DATASET RECORDS:
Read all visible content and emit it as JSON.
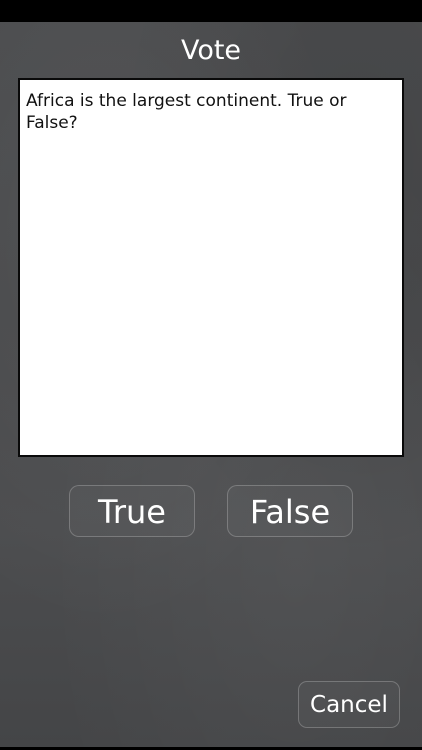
{
  "title": "Vote",
  "question": {
    "text": "Africa is the largest continent. True or False?"
  },
  "answers": {
    "true_label": "True",
    "false_label": "False"
  },
  "cancel_label": "Cancel",
  "colors": {
    "background": "#4a4b4d",
    "text": "#ffffff",
    "question_bg": "#ffffff",
    "question_border": "#0a0a0a",
    "question_text": "#111111"
  }
}
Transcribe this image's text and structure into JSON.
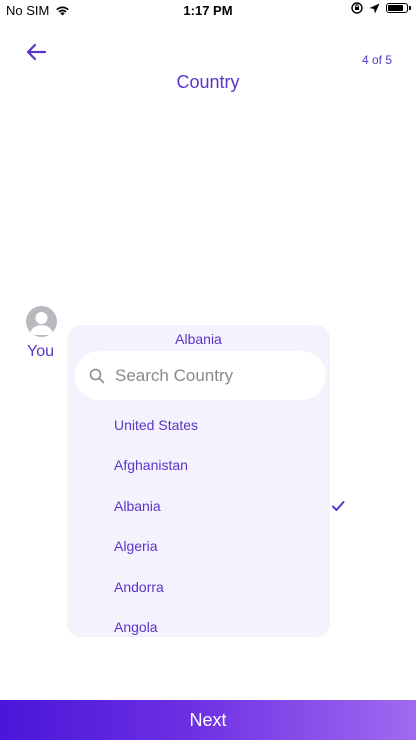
{
  "status_bar": {
    "carrier": "No SIM",
    "time": "1:17 PM"
  },
  "header": {
    "step": "4 of 5",
    "title": "Country"
  },
  "user": {
    "label": "You"
  },
  "dropdown": {
    "selected": "Albania",
    "search_placeholder": "Search Country",
    "search_value": "",
    "items": [
      "United States",
      "Afghanistan",
      "Albania",
      "Algeria",
      "Andorra",
      "Angola"
    ]
  },
  "footer": {
    "next_label": "Next"
  },
  "colors": {
    "accent": "#5a35c9",
    "panel": "#f4f2fc",
    "gradient_start": "#4a16d9",
    "gradient_end": "#a16af0"
  },
  "icons": [
    "wifi-icon",
    "screen-lock-icon",
    "location-icon",
    "battery-icon",
    "back-arrow-icon",
    "user-icon",
    "search-icon",
    "check-icon"
  ]
}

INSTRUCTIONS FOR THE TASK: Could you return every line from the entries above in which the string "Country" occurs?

WRITTEN SOLUTION:
    "title": "Country"
    "search_placeholder": "Search Country",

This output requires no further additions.